Geek my tree
An interesting thing happened this past Christmas
An interesting thing happened this past Christmas. After retiring my show I got bored and needed to find something to do. I decided to decorate my 12’ Christmas tree with 850 RGB pixels and programed it with several patterns. For the fun of it, I posted it to my Facebook page and the response was huge. People started sharing it, and I started getting lots of questions about how I did it.
It was then I realized the challenge of explaining RGB and DMX to people who knew nothing about it. It also became apparent that people wanted to venture into RGB but were holding off because it all seemed very confusing. In actuality, it’s all quite simple when you have a basic understanding of how it works.
So you may be asking yourself what is RGB? RGB stand for Red, Green, Blue. With a combination of these three colors you can produce millions of colors when blended together. If you have ever used a program like Photoshop that lets you select different colors with sliders, you have been working with RGB and may not have realized it. By adjusting the red, green and blue sliders in these programs, you get different colors. Each one of these sliders has a range from 0 to 255. If all of the sliders are at zero, you have black. If all the sliders are at 255, you have white. Anything in between is a color.

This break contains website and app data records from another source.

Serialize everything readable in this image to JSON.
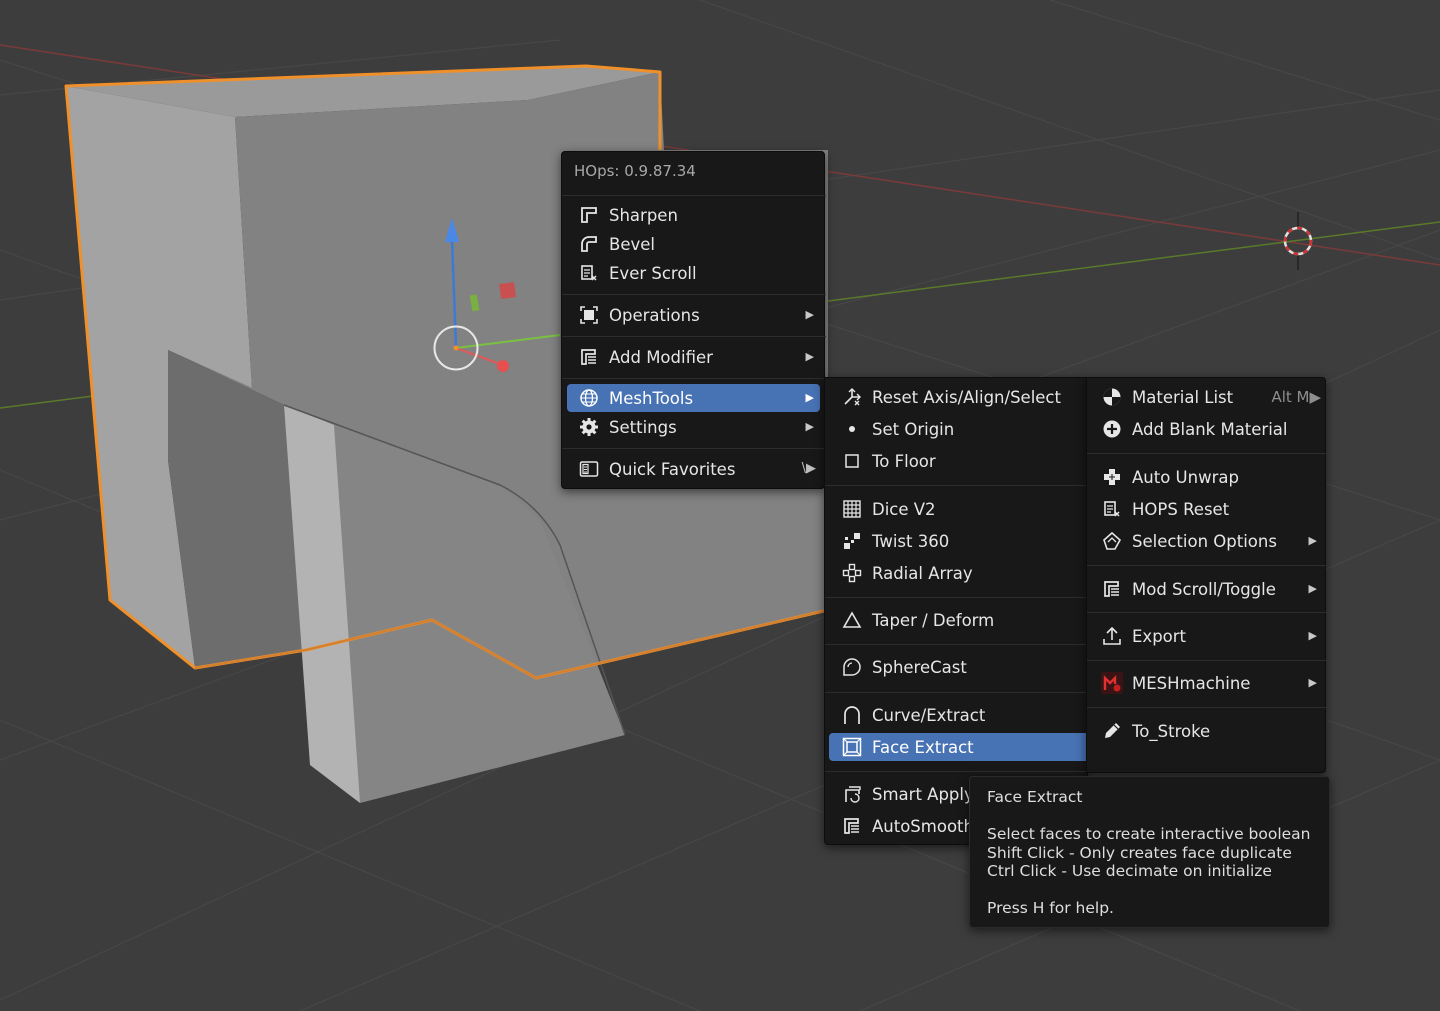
{
  "hops_menu": {
    "title": "HOps: 0.9.87.34",
    "items": [
      {
        "label": "Sharpen",
        "icon": "sharpen-icon"
      },
      {
        "label": "Bevel",
        "icon": "bevel-icon"
      },
      {
        "label": "Ever Scroll",
        "icon": "ever-scroll-icon"
      },
      {
        "label": "Operations",
        "icon": "operations-icon",
        "submenu": true
      },
      {
        "label": "Add Modifier",
        "icon": "add-modifier-icon",
        "submenu": true
      },
      {
        "label": "MeshTools",
        "icon": "globe-icon",
        "submenu": true,
        "active": true
      },
      {
        "label": "Settings",
        "icon": "gear-icon",
        "submenu": true
      },
      {
        "label": "Quick Favorites",
        "icon": "quick-favorites-icon",
        "shortcut": "\\▶"
      }
    ]
  },
  "meshtools_menu": {
    "items": [
      {
        "label": "Reset Axis/Align/Select",
        "icon": "reset-axis-icon"
      },
      {
        "label": "Set Origin",
        "icon": "dot-icon"
      },
      {
        "label": "To Floor",
        "icon": "square-icon"
      },
      {
        "label": "Dice V2",
        "icon": "dice-icon"
      },
      {
        "label": "Twist 360",
        "icon": "twist-icon"
      },
      {
        "label": "Radial Array",
        "icon": "radial-array-icon"
      },
      {
        "label": "Taper / Deform",
        "icon": "triangle-icon"
      },
      {
        "label": "SphereCast",
        "icon": "spherecast-icon"
      },
      {
        "label": "Curve/Extract",
        "icon": "curve-icon"
      },
      {
        "label": "Face Extract",
        "icon": "face-extract-icon",
        "active": true
      },
      {
        "label": "Smart Apply",
        "icon": "smart-apply-icon"
      },
      {
        "label": "AutoSmooth",
        "icon": "autosmooth-icon"
      }
    ]
  },
  "right_menu": {
    "items": [
      {
        "label": "Material List",
        "icon": "material-icon",
        "shortcut": "Alt M▶"
      },
      {
        "label": "Add Blank Material",
        "icon": "plus-circle-icon"
      },
      {
        "label": "Auto Unwrap",
        "icon": "unwrap-icon"
      },
      {
        "label": "HOPS Reset",
        "icon": "hops-reset-icon"
      },
      {
        "label": "Selection Options",
        "icon": "selection-icon",
        "submenu": true
      },
      {
        "label": "Mod Scroll/Toggle",
        "icon": "mod-scroll-icon",
        "submenu": true
      },
      {
        "label": "Export",
        "icon": "export-icon",
        "submenu": true
      },
      {
        "label": "MESHmachine",
        "icon": "meshmachine-icon",
        "submenu": true
      },
      {
        "label": "To_Stroke",
        "icon": "pencil-icon"
      }
    ]
  },
  "tooltip": {
    "title": "Face Extract",
    "lines": [
      "Select faces to create interactive boolean",
      "Shift Click - Only creates face duplicate",
      "Ctrl Click - Use decimate on initialize"
    ],
    "help": "Press H for help."
  },
  "colors": {
    "background": "#3d3d3d",
    "menu_bg": "#181818",
    "active_item": "#4772b3",
    "selection_outline": "#f0902a",
    "mesh_face": "#8f8f8f"
  }
}
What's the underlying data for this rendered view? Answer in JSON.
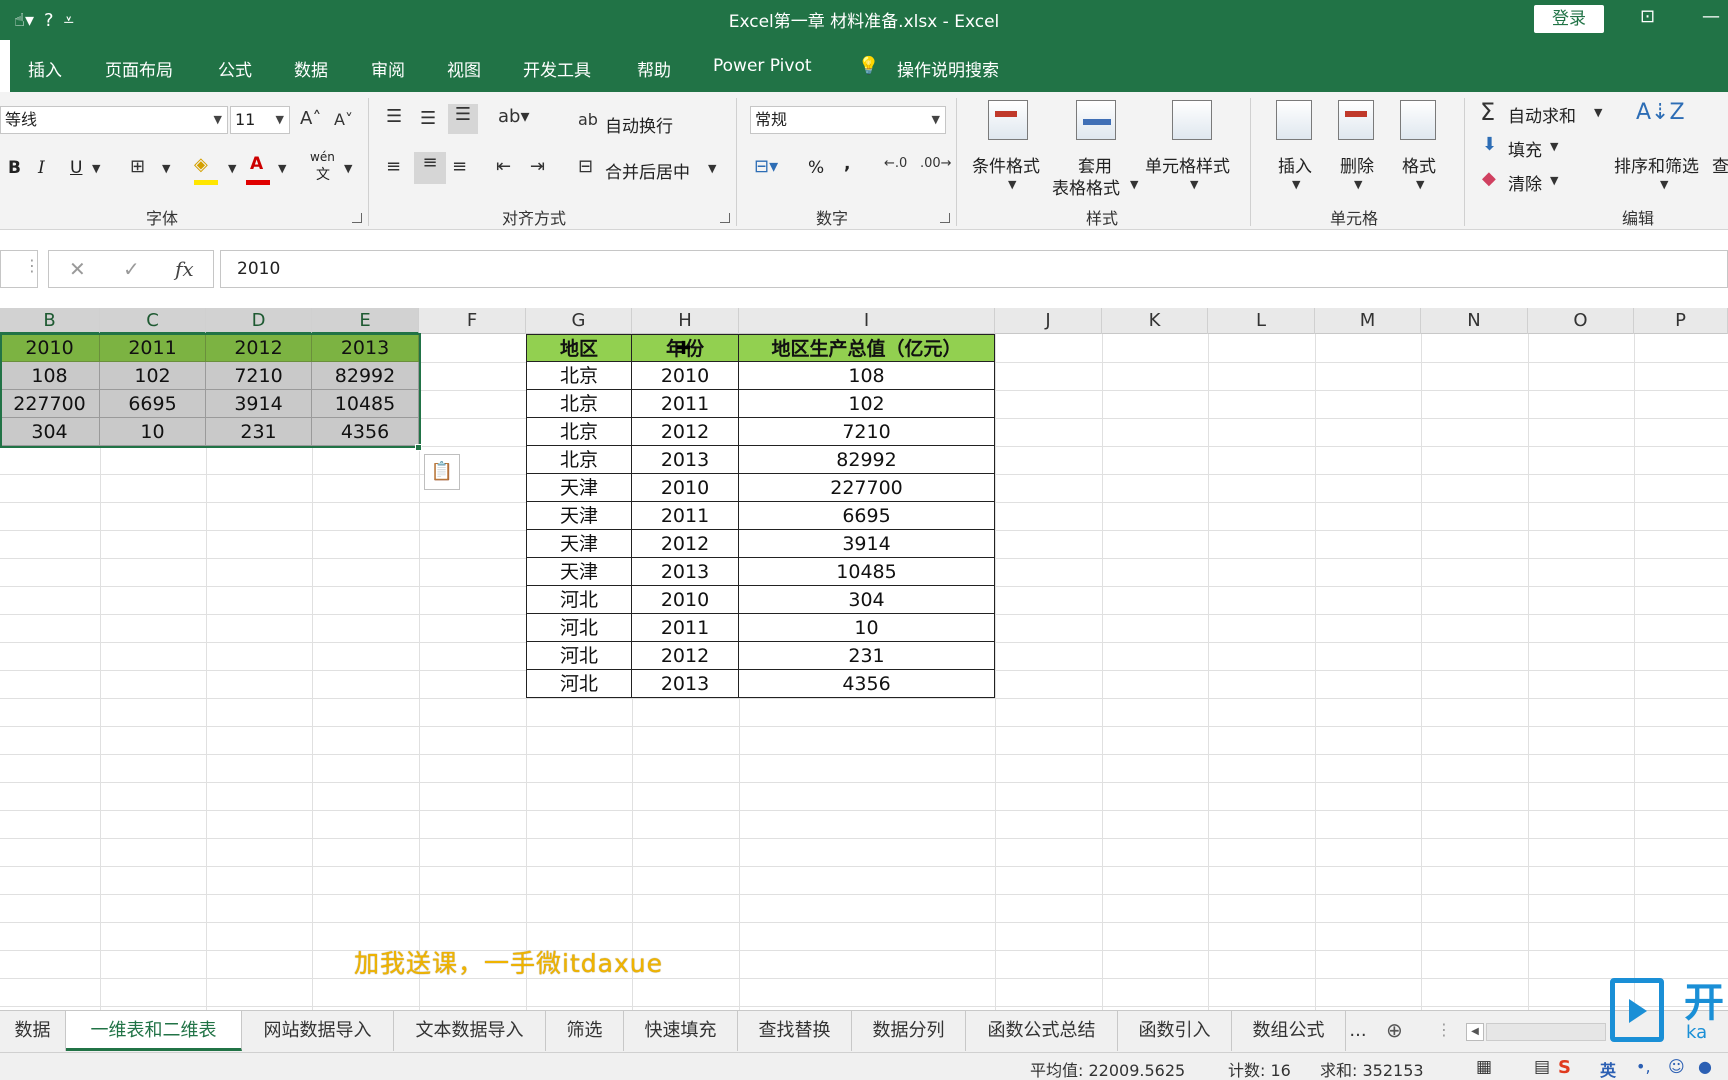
{
  "window": {
    "title": "Excel第一章 材料准备.xlsx  -  Excel",
    "login_label": "登录",
    "qat_icons": [
      "touch-icon",
      "help-icon",
      "customize-icon"
    ]
  },
  "ribbon_tabs": [
    "插入",
    "页面布局",
    "公式",
    "数据",
    "审阅",
    "视图",
    "开发工具",
    "帮助",
    "Power Pivot"
  ],
  "search_label": "操作说明搜索",
  "ribbon": {
    "font_name": "等线",
    "font_size": "11",
    "font_group": "字体",
    "align_group": "对齐方式",
    "wrap_text": "自动换行",
    "merge_center": "合并后居中",
    "number_format": "常规",
    "number_group": "数字",
    "cond_format": "条件格式",
    "table_format_1": "套用",
    "table_format_2": "表格格式",
    "cell_styles": "单元格样式",
    "styles_group": "样式",
    "insert": "插入",
    "delete": "删除",
    "format": "格式",
    "cells_group": "单元格",
    "autosum": "自动求和",
    "fill": "填充",
    "clear": "清除",
    "sort_filter": "排序和筛选",
    "find_partial": "查",
    "edit_group": "编辑",
    "bold": "B",
    "italic": "I",
    "underline": "U",
    "wen": "wén",
    "wen_char": "文",
    "percent": "%",
    "comma": ","
  },
  "formula_bar": {
    "value": "2010",
    "fx": "fx"
  },
  "columns": [
    "B",
    "C",
    "D",
    "E",
    "F",
    "G",
    "H",
    "I",
    "J",
    "K",
    "L",
    "M",
    "N",
    "O",
    "P"
  ],
  "source_table": {
    "header": [
      "2010",
      "2011",
      "2012",
      "2013"
    ],
    "rows": [
      [
        "108",
        "102",
        "7210",
        "82992"
      ],
      [
        "227700",
        "6695",
        "3914",
        "10485"
      ],
      [
        "304",
        "10",
        "231",
        "4356"
      ]
    ]
  },
  "output_table": {
    "header": [
      "地区",
      "年份",
      "地区生产总值（亿元）"
    ],
    "rows": [
      [
        "北京",
        "2010",
        "108"
      ],
      [
        "北京",
        "2011",
        "102"
      ],
      [
        "北京",
        "2012",
        "7210"
      ],
      [
        "北京",
        "2013",
        "82992"
      ],
      [
        "天津",
        "2010",
        "227700"
      ],
      [
        "天津",
        "2011",
        "6695"
      ],
      [
        "天津",
        "2012",
        "3914"
      ],
      [
        "天津",
        "2013",
        "10485"
      ],
      [
        "河北",
        "2010",
        "304"
      ],
      [
        "河北",
        "2011",
        "10"
      ],
      [
        "河北",
        "2012",
        "231"
      ],
      [
        "河北",
        "2013",
        "4356"
      ]
    ]
  },
  "overlay_text": "加我送课，一手微itdaxue",
  "sheet_tabs": [
    "数据",
    "一维表和二维表",
    "网站数据导入",
    "文本数据导入",
    "筛选",
    "快速填充",
    "查找替换",
    "数据分列",
    "函数公式总结",
    "函数引入",
    "数组公式"
  ],
  "active_sheet": "一维表和二维表",
  "sheet_more": "...",
  "status": {
    "average": "平均值: 22009.5625",
    "count": "计数: 16",
    "sum": "求和: 352153",
    "ime": "英"
  },
  "logo_text": "开",
  "logo_sub": "ka"
}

Now that you have a basic understanding of what RGB is, let’s move on to what a pixel is. A pixel is grouping a red, green and a blue LED into a single light. There are many styles of pixels, and each one has its own advantage. All pixels work on the same principle. By changing the intensity of the red, green and blue LEDs in the pixel you get various colors. There are two categories of pixels: dumb and smart. If you have a strand of dumb pixels they will all be the same color at the same time. Smart pixels allow you to control each one individually. A majority of light show people use smart pixels.
Since smart pixels are individually controlled, and every pixel has a red, green and blue LED that can have 255 different intensities each, how in the world do you make all of that work? This is where DMX comes into play.
DMX is an industry standard way of talking to lights and staging equipment. It’s actually quite easy to understand. Here are the basics. DMX has 512 channels. Think of a channel like an individual slot, or a plug on LOR. Each one of the slots can have a value from 0 to 255. Sound familiar? Each pixel takes three channels. One for red, one for green and one for blue.
In most cases the first pixel in line grabs channels 1, 2, and 3. The next pixel grabs channels 4, 5, and 6, and it keeps doing this down the line. This is called auto-addressing and most pixel strands will do this. Not all DMX lighting auto addresses. An example of this would be RGB flood lights. These lights require you to tell it the Start ID for that fixture. For example if you have two RGB flood lights, you would set the Start ID to 1 on the first flood, and 4 and the second one.
Because DMX only allows up to 512 channels you can only have 170 pixels. How did I get that number? If you take 170 pixels and multiply it by 3, because each pixel takes three channels, you get 510. The last two channels are not used, because we do not have enough channels left to add another pixel so technically they get ignored.
You may be asking yourself, If you can only have 170 pixels, how do those mega holiday shows with thousands of RGB pixels control them all. That’s a good question, and it’s not as difficult as you would think. When you group the 512 channels together, you create a DMX Universe.
If you need to run more than 170 pixels, you simply add another universe giving you another 512 channels. If you combine universe 1 and 2 together, you can control up to 340 pixels. Still need more pixels; move to the next universe. The good news is many DMX controllers like GeekMyTree, SanDevices, and Light-O-Rama (LOR) Cosmic Color products handle all of this for you automatically. The more universes the controller can handle, the more pixels you can have. It is not uncommon for large RGB shows to have many controllers.
The last piece of the puzzle is how do all of these pixels know what to do? In order for you to create all of the amazing patterns and color sweeps, your DMX controller needs to know where every pixel is. This is called a pixel map. Pixel maps are created in the software you are going be to creating effects in. In most cases it’s as easy as telling the software how many strands you have, and how many pixels per strand. The most popular packages for controlling holiday RGB lighting are MADRIX, xLights/Nutcracker, Light-O-Rama Superstar, Hinkles Lighting Sequencer (HLS) and LSP. Each package has its unique advantages.
If you are like me and learn better visually, you can check out my RGB 101 video on YouTube by searching for GeekMyTree RGB101. If you are still confused, feel free to drop me an email at firstname.lastname@example.org
This article was included in the April 2014 issue of PlanetChristmas Magazine.
By Brad Boyink